When I Want to Crawl Up in a Ball from Rejection

I can’t say I’m good with rejection.

Outwardly, I think I project an uh, okaaaaay attitude when I get rejected, but inwardly, a part of me wants to crawl up in a ball and die. Or at least CRY. But no, I keep calm and carry on….Or do I?

Sometimes I think it would be better to cry and rail and rant against the gods of rejection because then I’d get it out of my system, look ridiculous and then feel better about it.

Instead, my stiff upper lip seems to bury those rejections deep down in a well titled “fear.”

“It’s not you, it’s the idea,” a colleague and amazing pitch-er of articles, once told me.  Looking back at all my rejections, I can see that’s mostly true. We all believe there’s a person out there, one of the “annointed ones,” who never gets rejection, who has every idea greenlighted (greenlit?). As someone who has worked as an editor greenlighting ideas, I know there is no such person (and the people who get told yes too often do not always produce the best work, because they’re not used to perfecting their work.)

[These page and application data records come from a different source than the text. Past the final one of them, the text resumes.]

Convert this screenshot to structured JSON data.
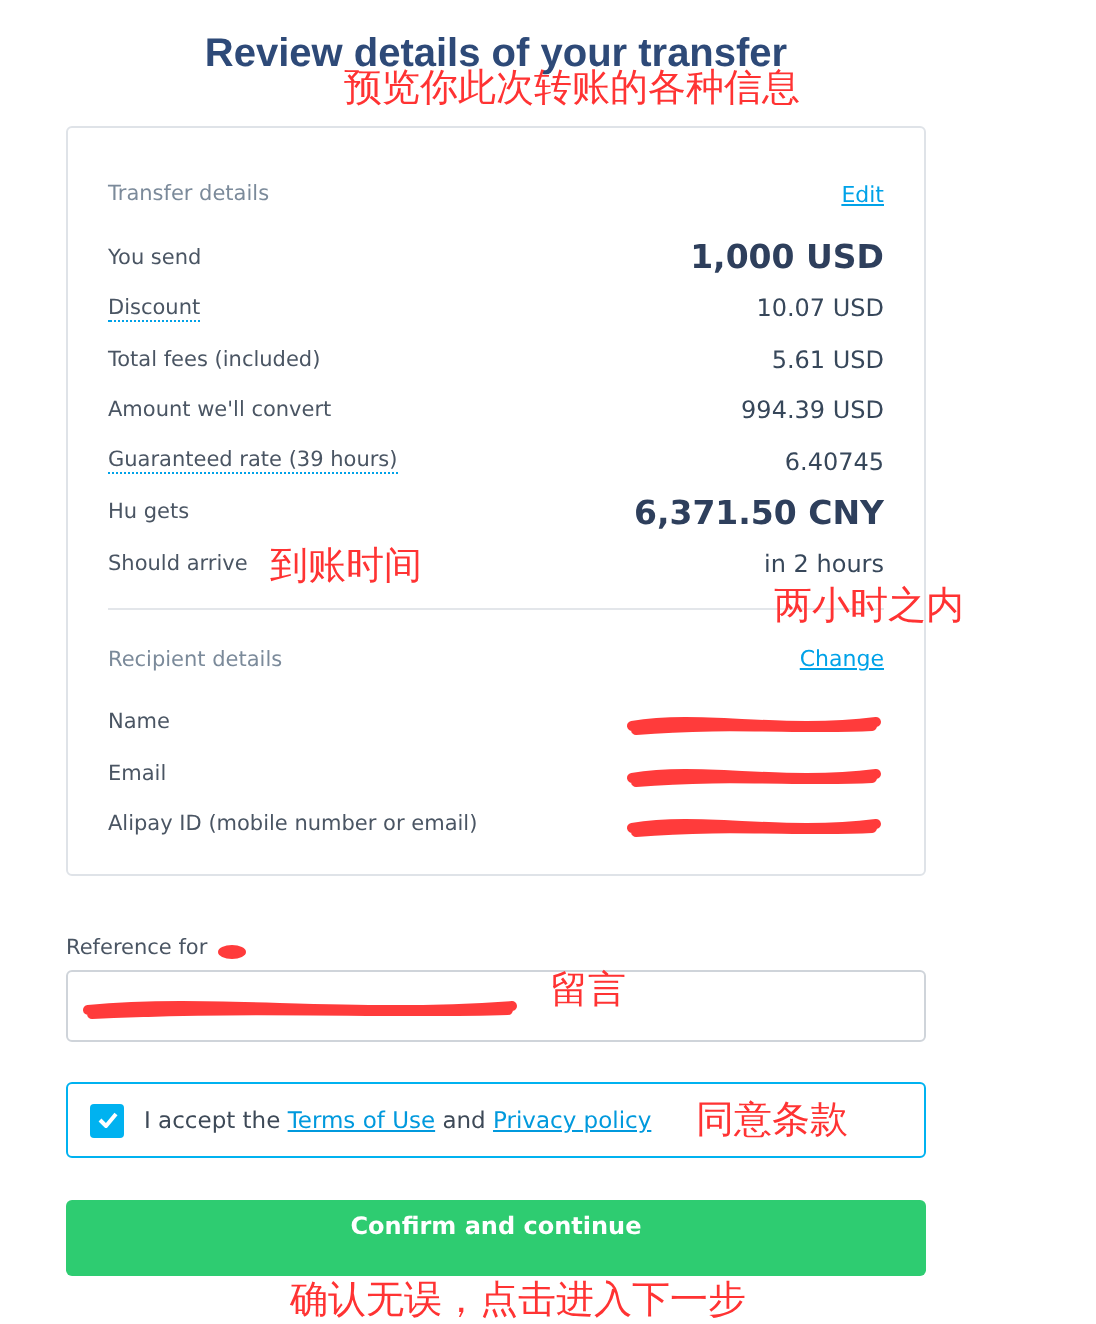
{
  "title": "Review details of your transfer",
  "transfer_details": {
    "heading": "Transfer details",
    "action": "Edit",
    "rows": [
      {
        "label": "You send",
        "value": "1,000 USD",
        "emphasis": true,
        "info": false
      },
      {
        "label": "Discount",
        "value": "10.07 USD",
        "emphasis": false,
        "info": true
      },
      {
        "label": "Total fees (included)",
        "value": "5.61 USD",
        "emphasis": false,
        "info": false
      },
      {
        "label": "Amount we'll convert",
        "value": "994.39 USD",
        "emphasis": false,
        "info": false
      },
      {
        "label": "Guaranteed rate (39 hours)",
        "value": "6.40745",
        "emphasis": false,
        "info": true
      },
      {
        "label": "Hu gets",
        "value": "6,371.50 CNY",
        "emphasis": true,
        "info": false
      },
      {
        "label": "Should arrive",
        "value": "in 2 hours",
        "emphasis": false,
        "info": false
      }
    ]
  },
  "recipient_details": {
    "heading": "Recipient details",
    "action": "Change",
    "rows": [
      {
        "label": "Name",
        "redacted": true
      },
      {
        "label": "Email",
        "redacted": true
      },
      {
        "label": "Alipay ID (mobile number or email)",
        "redacted": true
      }
    ]
  },
  "reference": {
    "label": "Reference for",
    "redacted": true
  },
  "terms": {
    "checked": true,
    "before": "I accept the",
    "link_1": "Terms of Use",
    "middle": "and",
    "link_2": "Privacy policy"
  },
  "confirm_button": "Confirm and continue",
  "annotations": [
    {
      "text": "预览你此次转账的各种信息"
    },
    {
      "text": "到账时间"
    },
    {
      "text": "两小时之内"
    },
    {
      "text": "留言"
    },
    {
      "text": "同意条款"
    },
    {
      "text": "确认无误，点击进入下一步"
    }
  ]
}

Some ideas were wrong for their publication, some ideas weren’t fully crafted enough, some ideas were simply too early for their time.

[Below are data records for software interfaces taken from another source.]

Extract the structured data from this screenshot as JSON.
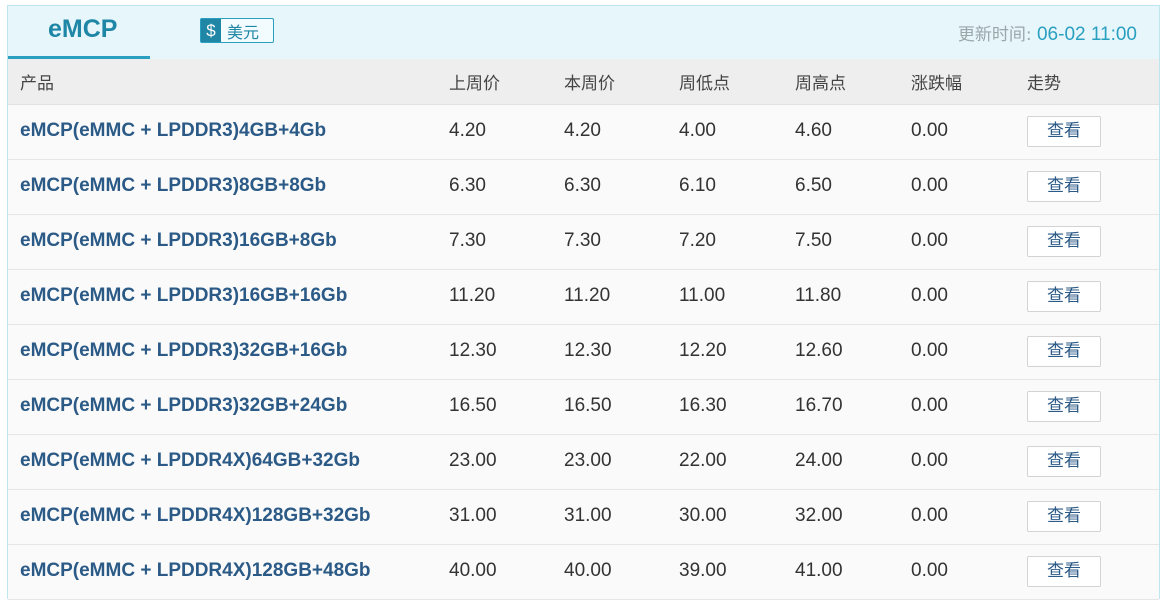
{
  "tab": {
    "label": "eMCP"
  },
  "currency": {
    "symbol": "$",
    "label": "美元"
  },
  "update": {
    "label": "更新时间:",
    "time": "06-02 11:00"
  },
  "table": {
    "headers": [
      "产品",
      "上周价",
      "本周价",
      "周低点",
      "周高点",
      "涨跌幅",
      "走势"
    ],
    "view_label": "查看",
    "rows": [
      {
        "name": "eMCP(eMMC + LPDDR3)4GB+4Gb",
        "last_week": "4.20",
        "this_week": "4.20",
        "low": "4.00",
        "high": "4.60",
        "change": "0.00"
      },
      {
        "name": "eMCP(eMMC + LPDDR3)8GB+8Gb",
        "last_week": "6.30",
        "this_week": "6.30",
        "low": "6.10",
        "high": "6.50",
        "change": "0.00"
      },
      {
        "name": "eMCP(eMMC + LPDDR3)16GB+8Gb",
        "last_week": "7.30",
        "this_week": "7.30",
        "low": "7.20",
        "high": "7.50",
        "change": "0.00"
      },
      {
        "name": "eMCP(eMMC + LPDDR3)16GB+16Gb",
        "last_week": "11.20",
        "this_week": "11.20",
        "low": "11.00",
        "high": "11.80",
        "change": "0.00"
      },
      {
        "name": "eMCP(eMMC + LPDDR3)32GB+16Gb",
        "last_week": "12.30",
        "this_week": "12.30",
        "low": "12.20",
        "high": "12.60",
        "change": "0.00"
      },
      {
        "name": "eMCP(eMMC + LPDDR3)32GB+24Gb",
        "last_week": "16.50",
        "this_week": "16.50",
        "low": "16.30",
        "high": "16.70",
        "change": "0.00"
      },
      {
        "name": "eMCP(eMMC + LPDDR4X)64GB+32Gb",
        "last_week": "23.00",
        "this_week": "23.00",
        "low": "22.00",
        "high": "24.00",
        "change": "0.00"
      },
      {
        "name": "eMCP(eMMC + LPDDR4X)128GB+32Gb",
        "last_week": "31.00",
        "this_week": "31.00",
        "low": "30.00",
        "high": "32.00",
        "change": "0.00"
      },
      {
        "name": "eMCP(eMMC + LPDDR4X)128GB+48Gb",
        "last_week": "40.00",
        "this_week": "40.00",
        "low": "39.00",
        "high": "41.00",
        "change": "0.00"
      }
    ]
  }
}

As a matter of fact, the night before a meeting with a big agent, she emailed me to tell me she realized she didn’t believe there was a a market for my book.

The good thing about me is I have about a million ideas a minute so by the time a rejection comes in I’m often onto the next project.

But still, I think it’s important to crawl up into that proverbial ball — take a moment to absorb the rejection — before moving on to the next project. So I’ll have no more well of fear.

Author: Amy Klein

Amy Klein is the author of "The Trying Game: Get Through Fertility Treatment and Get Pregnant Without Losing Your Mind," (Ballantine, 2020) based on her New York Times "Fertility Diary" column. Her writing on health, science, reproduction and essays has also appeared in Slate, Salon, The Washington Post, Aeon and more.